A mandatory-mask rule went into effect statewide again on Dec. 13 by order of Gov. Kathy Hochul. Five days later, on Saturday, a woman who gave her name as Karen called the police to report that some customers and employees were seen not wearing masks indoors at the Pantigo Road location of Goldberg’s Bagels. When an officer arrived, everyone inside was masked, in compliance with the law.
At 2 a.m. last Thursday, police were summoned to West Drive, where an intoxicated 42-year-old man told police he didn’t want to stay at the house he was living in anymore. The officers convinced him to return, at least for the remainder of the night, to try to get some sleep.
About 11 hours later, a resident of Two Holes of Water Road contacted police when he heard what he thought were gunshots. An officer was able to identify the sound: jackhammers being used on a construction site.
A generator valued at $500 was reported stolen from a construction site on Eileen’s Path on Dec. 13. The model is a Generac GP5500, which weighs more than 170 pounds, according to its product specifications. Its owner, who had been using it at that site for three weeks, told police he did not think any of the other subcontractors would have taken it. According to a report, there was evidence that the generator had been removed via a dirt path leading from the property to Montauk Highway. There were no witnesses and the theft is still under investigation.
East Hampton Village

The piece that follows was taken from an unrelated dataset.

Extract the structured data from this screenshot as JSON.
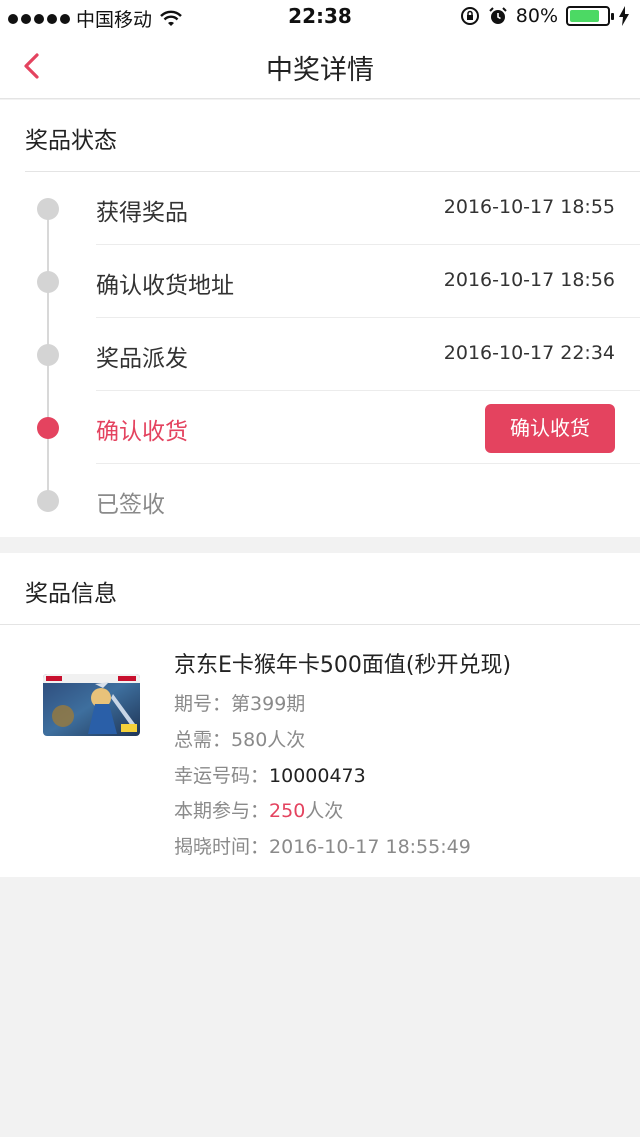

A matter of mask-mandate noncompliance also arose last week at Villa Italian Specialties on Railroad Avenue. Last Thursday afternoon, police received an anonymous call that employees may not have been wearing masks as required. An officer told the manager that “it is in the best interest of the business” to comply, or else fines could be imposed.
At least one case of a lost wallet had a happy outcome this week. A 69-year-old man jogging on Flamingo Road last Thursday morning found a wallet, containing a driver’s license, Venmo card, Metro Card, and $20 cash, and turned it in at the Montauk precinct. Officers were able to locate its owner, a 23-year-old woman who lives in the hamlet, and reunite her with her valuables.
At around the same time last Thursday, police responded to a call about a cluster of commercial vehicles parked dangerously on Ditch Plains Road. Asked to move the trucks to the nearby beach parking lot, the general contractor in charge agreed to do so.
Apparently unhappy with the service she received at the Corner Bar on Saturday, a 56-year-old woman showed up at the house where one of the restaurant’s employees lives and demanded that he return the $20 tip she had given him. According to a police report, the woman, also a village resident, was drunk and the argument turned a bit physical. The employee, a 44-year-old man, claimed the angry patron struck his face with her hand, but she told police she’d only hit his arm. The man is not pressing charges, but police warned the woman to stay away from the bar, or she’d be arrested and charged with trespassing.
Late Friday night, police received a call from a location on Madison Street about a possible drug overdose. A 55-year-old village resident was semiconscious by the time first responders arrived. Unable to coherently answer questions, he was treated on the scene by an E.M.T. and taken by ambulance to Stony Brook Southampton Hospital for further care.
After a whole year went by in which no one came to police headquarters to claim them, two leaf blowers now belong to the 53-year-old Sag Harbor woman who found them and turned them in.
Leaf blowers were initially thought to be responsible for a noise heard in the wee hours of Dec. 14. Responding to the anonymous call, an officer determined the noise was coming from a crew doing overnight work in the northbound bicycle lane on Hampton Street, near the Azurest and Chatfield’s Hill neighborhoods. The crew identified themselves as “safety-marking” subcontractors of the State Department of Transportation.
Police went to a house on Industrial Road shortly after noon on Dec. 15, in response to a call about an unwanted guest. It turned out that the stranger was the girlfriend of one of the residents, who’d stopped by for a few minutes to drop off some items, and was gone before the officer arrived.